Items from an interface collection
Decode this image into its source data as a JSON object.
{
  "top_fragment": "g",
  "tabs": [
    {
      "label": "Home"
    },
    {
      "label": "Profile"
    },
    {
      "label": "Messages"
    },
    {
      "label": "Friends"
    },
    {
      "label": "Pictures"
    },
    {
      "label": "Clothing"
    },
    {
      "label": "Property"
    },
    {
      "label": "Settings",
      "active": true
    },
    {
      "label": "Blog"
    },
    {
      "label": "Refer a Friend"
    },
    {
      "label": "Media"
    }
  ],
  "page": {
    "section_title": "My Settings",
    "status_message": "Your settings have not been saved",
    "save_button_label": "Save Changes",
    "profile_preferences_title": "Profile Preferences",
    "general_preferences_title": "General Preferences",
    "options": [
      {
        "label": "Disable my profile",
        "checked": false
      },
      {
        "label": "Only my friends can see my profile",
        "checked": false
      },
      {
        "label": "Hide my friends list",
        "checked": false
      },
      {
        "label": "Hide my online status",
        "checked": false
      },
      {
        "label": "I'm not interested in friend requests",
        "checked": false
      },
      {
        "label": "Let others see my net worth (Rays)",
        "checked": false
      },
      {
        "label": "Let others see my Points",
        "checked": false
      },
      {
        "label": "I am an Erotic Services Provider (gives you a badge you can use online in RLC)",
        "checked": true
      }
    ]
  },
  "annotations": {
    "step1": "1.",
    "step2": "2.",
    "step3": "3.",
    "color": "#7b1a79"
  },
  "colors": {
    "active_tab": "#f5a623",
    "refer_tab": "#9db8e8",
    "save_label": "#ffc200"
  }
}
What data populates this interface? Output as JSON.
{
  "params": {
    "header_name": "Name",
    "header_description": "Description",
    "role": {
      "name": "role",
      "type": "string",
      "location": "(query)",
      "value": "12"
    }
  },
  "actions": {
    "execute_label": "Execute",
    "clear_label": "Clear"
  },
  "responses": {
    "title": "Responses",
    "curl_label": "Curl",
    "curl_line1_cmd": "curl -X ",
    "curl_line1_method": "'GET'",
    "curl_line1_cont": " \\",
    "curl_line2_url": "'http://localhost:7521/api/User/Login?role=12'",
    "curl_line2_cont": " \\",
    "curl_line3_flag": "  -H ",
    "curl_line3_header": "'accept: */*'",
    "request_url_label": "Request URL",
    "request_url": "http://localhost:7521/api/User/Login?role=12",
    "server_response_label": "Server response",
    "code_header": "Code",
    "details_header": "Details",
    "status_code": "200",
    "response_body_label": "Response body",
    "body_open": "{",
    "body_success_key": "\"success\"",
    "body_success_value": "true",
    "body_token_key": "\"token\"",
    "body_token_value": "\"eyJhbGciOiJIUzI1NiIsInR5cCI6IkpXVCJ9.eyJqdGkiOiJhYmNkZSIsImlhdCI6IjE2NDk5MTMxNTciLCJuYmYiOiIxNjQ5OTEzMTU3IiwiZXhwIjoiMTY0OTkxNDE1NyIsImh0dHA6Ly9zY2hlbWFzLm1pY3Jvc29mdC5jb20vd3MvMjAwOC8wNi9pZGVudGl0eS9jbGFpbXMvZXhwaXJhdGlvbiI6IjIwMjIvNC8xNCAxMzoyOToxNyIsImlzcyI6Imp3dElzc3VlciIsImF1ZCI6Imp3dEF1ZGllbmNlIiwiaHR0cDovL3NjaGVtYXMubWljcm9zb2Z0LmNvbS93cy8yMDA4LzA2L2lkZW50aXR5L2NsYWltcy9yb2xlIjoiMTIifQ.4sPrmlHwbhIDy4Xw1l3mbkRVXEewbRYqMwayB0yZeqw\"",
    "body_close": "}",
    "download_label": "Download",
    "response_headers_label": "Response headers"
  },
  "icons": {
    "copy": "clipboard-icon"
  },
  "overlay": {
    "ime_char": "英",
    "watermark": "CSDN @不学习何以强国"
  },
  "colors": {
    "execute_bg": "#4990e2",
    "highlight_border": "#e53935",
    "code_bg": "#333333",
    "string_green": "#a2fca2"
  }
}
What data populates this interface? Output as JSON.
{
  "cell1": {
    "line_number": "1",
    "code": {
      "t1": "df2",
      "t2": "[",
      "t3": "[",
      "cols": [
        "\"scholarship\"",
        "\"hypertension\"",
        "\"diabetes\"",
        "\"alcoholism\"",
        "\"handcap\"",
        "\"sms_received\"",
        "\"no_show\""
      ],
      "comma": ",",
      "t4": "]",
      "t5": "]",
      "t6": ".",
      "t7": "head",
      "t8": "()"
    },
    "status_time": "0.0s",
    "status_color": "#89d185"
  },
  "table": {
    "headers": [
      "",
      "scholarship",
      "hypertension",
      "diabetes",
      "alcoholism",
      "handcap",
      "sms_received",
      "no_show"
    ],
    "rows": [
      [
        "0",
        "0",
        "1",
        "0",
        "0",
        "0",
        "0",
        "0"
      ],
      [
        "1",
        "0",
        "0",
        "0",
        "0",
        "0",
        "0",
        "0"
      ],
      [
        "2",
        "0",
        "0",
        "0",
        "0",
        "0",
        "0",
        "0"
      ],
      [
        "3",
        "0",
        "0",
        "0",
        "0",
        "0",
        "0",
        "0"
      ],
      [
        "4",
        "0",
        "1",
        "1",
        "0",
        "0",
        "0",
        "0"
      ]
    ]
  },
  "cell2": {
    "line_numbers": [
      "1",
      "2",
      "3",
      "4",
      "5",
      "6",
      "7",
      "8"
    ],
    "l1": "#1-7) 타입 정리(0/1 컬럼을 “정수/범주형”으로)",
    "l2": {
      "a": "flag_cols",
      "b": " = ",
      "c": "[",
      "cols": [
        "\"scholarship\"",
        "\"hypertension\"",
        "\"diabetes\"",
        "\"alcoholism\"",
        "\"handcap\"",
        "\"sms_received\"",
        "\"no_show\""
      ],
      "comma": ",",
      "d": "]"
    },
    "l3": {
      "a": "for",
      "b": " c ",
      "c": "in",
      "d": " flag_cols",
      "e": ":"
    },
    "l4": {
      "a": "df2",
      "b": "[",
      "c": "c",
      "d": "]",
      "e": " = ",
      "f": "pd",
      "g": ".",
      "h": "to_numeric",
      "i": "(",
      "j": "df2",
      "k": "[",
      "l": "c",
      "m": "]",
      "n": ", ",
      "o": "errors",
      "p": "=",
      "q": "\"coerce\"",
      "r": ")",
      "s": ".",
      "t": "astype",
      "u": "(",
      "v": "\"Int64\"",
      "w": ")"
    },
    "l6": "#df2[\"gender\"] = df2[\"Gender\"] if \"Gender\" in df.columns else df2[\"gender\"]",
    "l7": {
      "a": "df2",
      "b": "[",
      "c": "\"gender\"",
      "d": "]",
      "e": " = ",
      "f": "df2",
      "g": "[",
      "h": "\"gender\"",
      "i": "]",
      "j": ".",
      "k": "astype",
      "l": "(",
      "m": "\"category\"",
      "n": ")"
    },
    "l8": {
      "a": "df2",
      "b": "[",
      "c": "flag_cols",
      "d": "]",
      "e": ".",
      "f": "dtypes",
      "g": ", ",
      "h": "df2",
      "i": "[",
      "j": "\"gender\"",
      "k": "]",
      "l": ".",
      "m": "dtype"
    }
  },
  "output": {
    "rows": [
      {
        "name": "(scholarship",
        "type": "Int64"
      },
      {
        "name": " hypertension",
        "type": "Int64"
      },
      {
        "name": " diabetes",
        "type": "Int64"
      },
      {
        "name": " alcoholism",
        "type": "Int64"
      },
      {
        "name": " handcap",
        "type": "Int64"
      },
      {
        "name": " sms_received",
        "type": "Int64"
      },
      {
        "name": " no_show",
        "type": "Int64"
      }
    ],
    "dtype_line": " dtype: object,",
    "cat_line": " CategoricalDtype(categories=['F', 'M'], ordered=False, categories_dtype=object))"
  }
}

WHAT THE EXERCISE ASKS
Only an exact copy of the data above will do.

RESPONSE BELOW
Decode this image into its source data as a JSON object.
{
  "top_fragment": "g",
  "tabs": [
    {
      "label": "Home"
    },
    {
      "label": "Profile"
    },
    {
      "label": "Messages"
    },
    {
      "label": "Friends"
    },
    {
      "label": "Pictures"
    },
    {
      "label": "Clothing"
    },
    {
      "label": "Property"
    },
    {
      "label": "Settings",
      "active": true
    },
    {
      "label": "Blog"
    },
    {
      "label": "Refer a Friend"
    },
    {
      "label": "Media"
    }
  ],
  "page": {
    "section_title": "My Settings",
    "status_message": "Your settings have not been saved",
    "save_button_label": "Save Changes",
    "profile_preferences_title": "Profile Preferences",
    "general_preferences_title": "General Preferences",
    "options": [
      {
        "label": "Disable my profile",
        "checked": false
      },
      {
        "label": "Only my friends can see my profile",
        "checked": false
      },
      {
        "label": "Hide my friends list",
        "checked": false
      },
      {
        "label": "Hide my online status",
        "checked": false
      },
      {
        "label": "I'm not interested in friend requests",
        "checked": false
      },
      {
        "label": "Let others see my net worth (Rays)",
        "checked": false
      },
      {
        "label": "Let others see my Points",
        "checked": false
      },
      {
        "label": "I am an Erotic Services Provider (gives you a badge you can use online in RLC)",
        "checked": true
      }
    ]
  },
  "annotations": {
    "step1": "1.",
    "step2": "2.",
    "step3": "3.",
    "color": "#7b1a79"
  },
  "colors": {
    "active_tab": "#f5a623",
    "refer_tab": "#9db8e8",
    "save_label": "#ffc200"
  }
}
What data populates this interface? Output as JSON.
{
  "params": {
    "header_name": "Name",
    "header_description": "Description",
    "role": {
      "name": "role",
      "type": "string",
      "location": "(query)",
      "value": "12"
    }
  },
  "actions": {
    "execute_label": "Execute",
    "clear_label": "Clear"
  },
  "responses": {
    "title": "Responses",
    "curl_label": "Curl",
    "curl_line1_cmd": "curl -X ",
    "curl_line1_method": "'GET'",
    "curl_line1_cont": " \\",
    "curl_line2_url": "'http://localhost:7521/api/User/Login?role=12'",
    "curl_line2_cont": " \\",
    "curl_line3_flag": "  -H ",
    "curl_line3_header": "'accept: */*'",
    "request_url_label": "Request URL",
    "request_url": "http://localhost:7521/api/User/Login?role=12",
    "server_response_label": "Server response",
    "code_header": "Code",
    "details_header": "Details",
    "status_code": "200",
    "response_body_label": "Response body",
    "body_open": "{",
    "body_success_key": "\"success\"",
    "body_success_value": "true",
    "body_token_key": "\"token\"",
    "body_token_value": "\"eyJhbGciOiJIUzI1NiIsInR5cCI6IkpXVCJ9.eyJqdGkiOiJhYmNkZSIsImlhdCI6IjE2NDk5MTMxNTciLCJuYmYiOiIxNjQ5OTEzMTU3IiwiZXhwIjoiMTY0OTkxNDE1NyIsImh0dHA6Ly9zY2hlbWFzLm1pY3Jvc29mdC5jb20vd3MvMjAwOC8wNi9pZGVudGl0eS9jbGFpbXMvZXhwaXJhdGlvbiI6IjIwMjIvNC8xNCAxMzoyOToxNyIsImlzcyI6Imp3dElzc3VlciIsImF1ZCI6Imp3dEF1ZGllbmNlIiwiaHR0cDovL3NjaGVtYXMubWljcm9zb2Z0LmNvbS93cy8yMDA4LzA2L2lkZW50aXR5L2NsYWltcy9yb2xlIjoiMTIifQ.4sPrmlHwbhIDy4Xw1l3mbkRVXEewbRYqMwayB0yZeqw\"",
    "body_close": "}",
    "download_label": "Download",
    "response_headers_label": "Response headers"
  },
  "icons": {
    "copy": "clipboard-icon"
  },
  "overlay": {
    "ime_char": "英",
    "watermark": "CSDN @不学习何以强国"
  },
  "colors": {
    "execute_bg": "#4990e2",
    "highlight_border": "#e53935",
    "code_bg": "#333333",
    "string_green": "#a2fca2"
  }
}
What data populates this interface? Output as JSON.
{
  "cell1": {
    "line_number": "1",
    "code": {
      "t1": "df2",
      "t2": "[",
      "t3": "[",
      "cols": [
        "\"scholarship\"",
        "\"hypertension\"",
        "\"diabetes\"",
        "\"alcoholism\"",
        "\"handcap\"",
        "\"sms_received\"",
        "\"no_show\""
      ],
      "comma": ",",
      "t4": "]",
      "t5": "]",
      "t6": ".",
      "t7": "head",
      "t8": "()"
    },
    "status_time": "0.0s",
    "status_color": "#89d185"
  },
  "table": {
    "headers": [
      "",
      "scholarship",
      "hypertension",
      "diabetes",
      "alcoholism",
      "handcap",
      "sms_received",
      "no_show"
    ],
    "rows": [
      [
        "0",
        "0",
        "1",
        "0",
        "0",
        "0",
        "0",
        "0"
      ],
      [
        "1",
        "0",
        "0",
        "0",
        "0",
        "0",
        "0",
        "0"
      ],
      [
        "2",
        "0",
        "0",
        "0",
        "0",
        "0",
        "0",
        "0"
      ],
      [
        "3",
        "0",
        "0",
        "0",
        "0",
        "0",
        "0",
        "0"
      ],
      [
        "4",
        "0",
        "1",
        "1",
        "0",
        "0",
        "0",
        "0"
      ]
    ]
  },
  "cell2": {
    "line_numbers": [
      "1",
      "2",
      "3",
      "4",
      "5",
      "6",
      "7",
      "8"
    ],
    "l1": "#1-7) 타입 정리(0/1 컬럼을 “정수/범주형”으로)",
    "l2": {
      "a": "flag_cols",
      "b": " = ",
      "c": "[",
      "cols": [
        "\"scholarship\"",
        "\"hypertension\"",
        "\"diabetes\"",
        "\"alcoholism\"",
        "\"handcap\"",
        "\"sms_received\"",
        "\"no_show\""
      ],
      "comma": ",",
      "d": "]"
    },
    "l3": {
      "a": "for",
      "b": " c ",
      "c": "in",
      "d": " flag_cols",
      "e": ":"
    },
    "l4": {
      "a": "df2",
      "b": "[",
      "c": "c",
      "d": "]",
      "e": " = ",
      "f": "pd",
      "g": ".",
      "h": "to_numeric",
      "i": "(",
      "j": "df2",
      "k": "[",
      "l": "c",
      "m": "]",
      "n": ", ",
      "o": "errors",
      "p": "=",
      "q": "\"coerce\"",
      "r": ")",
      "s": ".",
      "t": "astype",
      "u": "(",
      "v": "\"Int64\"",
      "w": ")"
    },
    "l6": "#df2[\"gender\"] = df2[\"Gender\"] if \"Gender\" in df.columns else df2[\"gender\"]",
    "l7": {
      "a": "df2",
      "b": "[",
      "c": "\"gender\"",
      "d": "]",
      "e": " = ",
      "f": "df2",
      "g": "[",
      "h": "\"gender\"",
      "i": "]",
      "j": ".",
      "k": "astype",
      "l": "(",
      "m": "\"category\"",
      "n": ")"
    },
    "l8": {
      "a": "df2",
      "b": "[",
      "c": "flag_cols",
      "d": "]",
      "e": ".",
      "f": "dtypes",
      "g": ", ",
      "h": "df2",
      "i": "[",
      "j": "\"gender\"",
      "k": "]",
      "l": ".",
      "m": "dtype"
    }
  },
  "output": {
    "rows": [
      {
        "name": "(scholarship",
        "type": "Int64"
      },
      {
        "name": " hypertension",
        "type": "Int64"
      },
      {
        "name": " diabetes",
        "type": "Int64"
      },
      {
        "name": " alcoholism",
        "type": "Int64"
      },
      {
        "name": " handcap",
        "type": "Int64"
      },
      {
        "name": " sms_received",
        "type": "Int64"
      },
      {
        "name": " no_show",
        "type": "Int64"
      }
    ],
    "dtype_line": " dtype: object,",
    "cat_line": " CategoricalDtype(categories=['F', 'M'], ordered=False, categories_dtype=object))"
  }
}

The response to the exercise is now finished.